It’s the start of freshman year, and Robyn Clarke is hunched over a walker slowly navigating Turlington Plaza on the University of Florida campus when the walker gets caught in a crack. The walker flips, and Clarke crashes to the ground.
At that moment, Clarke knew she needed a wheelchair on campus.
Now a third-year journalism student, Clarke faces her biggest obstacle on campus yet — construction.
UF has multiple construction projects across its 2,000-acre campus. These projects have left roads closed, sidewalks blocked and portions of campus inaccessible.
The construction has affected how physically disabled students like Clarke maneuver across campus and left a vulnerable portion of the student body fending for themselves.
“My disability affects how I get around every day, and the construction just makes it that much harder,” Clarke said.
Clarke and other students with mobility-related disabilities rely on Gator Lift’s free services to shuttle them where they need to go.
However, Gator Lift has had to modify its routes because of detours. Museum Road and Newell Drive are closed in some areas through spring 2023 due to renovations.
AnaLee Rodriguez, communications manager for business affairs at UF, declined to comment directly about accessibility on campus for physically challenged students.
Rodriguez instead emailed a statement from UF Transportation and Parking Services that read, “Our transportation solution for the disabled members of the UF community remains the same, which is providing service to our Gator Lift paratransit service. Our commitment to providing this service in order to achieve maximum mobility for disabled individuals remains the same.”
Clarke said that Gator Lift has been late to reaching her and her friends’ locations because of the detours and it is an added challenge to an already difficult way of navigating campus.
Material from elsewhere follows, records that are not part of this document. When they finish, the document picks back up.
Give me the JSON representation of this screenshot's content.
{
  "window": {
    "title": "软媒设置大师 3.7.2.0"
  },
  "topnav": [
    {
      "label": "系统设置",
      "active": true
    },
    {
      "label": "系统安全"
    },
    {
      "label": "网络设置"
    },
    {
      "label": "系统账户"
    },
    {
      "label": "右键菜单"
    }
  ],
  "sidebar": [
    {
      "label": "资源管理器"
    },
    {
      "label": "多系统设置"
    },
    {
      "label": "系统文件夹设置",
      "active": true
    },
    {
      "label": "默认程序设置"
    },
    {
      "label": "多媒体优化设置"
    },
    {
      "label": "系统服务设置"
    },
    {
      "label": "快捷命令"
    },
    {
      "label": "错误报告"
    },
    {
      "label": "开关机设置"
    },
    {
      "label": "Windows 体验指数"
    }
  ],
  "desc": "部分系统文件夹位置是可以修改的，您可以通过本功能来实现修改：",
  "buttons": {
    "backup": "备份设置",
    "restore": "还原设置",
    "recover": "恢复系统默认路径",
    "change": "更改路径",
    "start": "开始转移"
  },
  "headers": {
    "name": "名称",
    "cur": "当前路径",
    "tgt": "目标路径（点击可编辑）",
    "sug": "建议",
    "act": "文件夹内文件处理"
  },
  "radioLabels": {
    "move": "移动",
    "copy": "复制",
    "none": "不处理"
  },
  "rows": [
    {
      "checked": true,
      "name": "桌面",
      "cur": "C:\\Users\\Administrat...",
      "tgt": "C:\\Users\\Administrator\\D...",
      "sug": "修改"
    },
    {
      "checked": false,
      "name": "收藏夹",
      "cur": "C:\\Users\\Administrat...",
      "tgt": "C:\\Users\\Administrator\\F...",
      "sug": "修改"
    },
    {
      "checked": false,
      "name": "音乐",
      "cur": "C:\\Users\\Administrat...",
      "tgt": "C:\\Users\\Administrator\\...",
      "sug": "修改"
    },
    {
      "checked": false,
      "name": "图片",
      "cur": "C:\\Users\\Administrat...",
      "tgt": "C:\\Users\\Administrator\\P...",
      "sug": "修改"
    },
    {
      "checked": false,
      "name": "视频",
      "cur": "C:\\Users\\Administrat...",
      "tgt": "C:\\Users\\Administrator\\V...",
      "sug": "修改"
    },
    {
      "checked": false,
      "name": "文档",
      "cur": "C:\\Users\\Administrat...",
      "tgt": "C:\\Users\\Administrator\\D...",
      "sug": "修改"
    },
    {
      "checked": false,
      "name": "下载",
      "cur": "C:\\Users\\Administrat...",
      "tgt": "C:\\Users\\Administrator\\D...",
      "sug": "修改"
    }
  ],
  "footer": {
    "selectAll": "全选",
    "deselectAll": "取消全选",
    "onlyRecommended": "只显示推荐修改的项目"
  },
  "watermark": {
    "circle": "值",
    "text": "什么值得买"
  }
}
The road closures and blocked sidewalks also have affected students with invisible disabilities.
Unlike Clarke’s wheelchair that immediately informs you of her physical barrier, students like Kathryn Hartikka suffer too.
Hartikka is diagnosed with Crohn’s disease, which is an inflammatory bowel disease, and has congenital arthritis. She cannot walk long distances or stray too far from a restroom.
Her illnesses make the most private bodily functions public when she doesn’t have the necessary access and availability to the restrooms she requires.
Hartikka said being on campus this semester was no longer an option because construction made it impossible for her to get around campus. So, she moved out of Gainesville and is finishing her schooling online.
“Campus has made no reasonable accommodations for those of us who have our paths barred,” Hartikka said. “The logistics of getting around campus with my disabilities were nearly impossible.”
Florida Football Training Center
She would park at the north end of Fraternity Row and have to walk east to get to the buildings she had class in, she said. The construction for the new Florida Football Training Center was right on her route and forced her to walk around it.
Hartikka said this was the only handicap parking available to her at the time.
Even when Clarke and Hartikka have access to restrooms on campus they’re still met with challenging obstacles. Hartikka said most stalls on campus are far too small and make it hard to move around.
“Following ADA compliance doesn’t equal accessibility,” Clarke said.
Hartikka and Clarke are both members of the Delta Alpha Pi Honor Society (DAPi) that recognizes high-achieving students with disabilities.
Members of DAPi will plan out their day-to-day routes on campus so they don’t get stuck somewhere Gator Lift can’t get to them or find themselves in a situation where they don’t have access to the resources they need.
DAPi members and other physically disabled students update each other on new paths to take and easier ways of getting around the construction but find it difficult with the number of projects and how often they change.
“With roadblocks constantly changing students aren’t always able to prepare themselves for getting around it,” said DAPi President Jenna Callison.
Construction will continue on campus for the foreseeable future.
Broward Outdoor Recreational Complex
The Broward Outdoor Recreational Complex is going to be replaced by a new honors housing complex in 2022.
The complex is across from Cypress Hall and acts as the dorm’s backyard. Cypress Hall houses 35 students with significant mobility impairments. These students use the paths along the Broward Outdoor Recreational Complex daily.
Once construction begins, it will become another obstacle in their way. The honors housing is expected to be completed by August 2024.
This article originally appeared on The Gainesville Sun: Students with disabilities struggle to navigate UF construction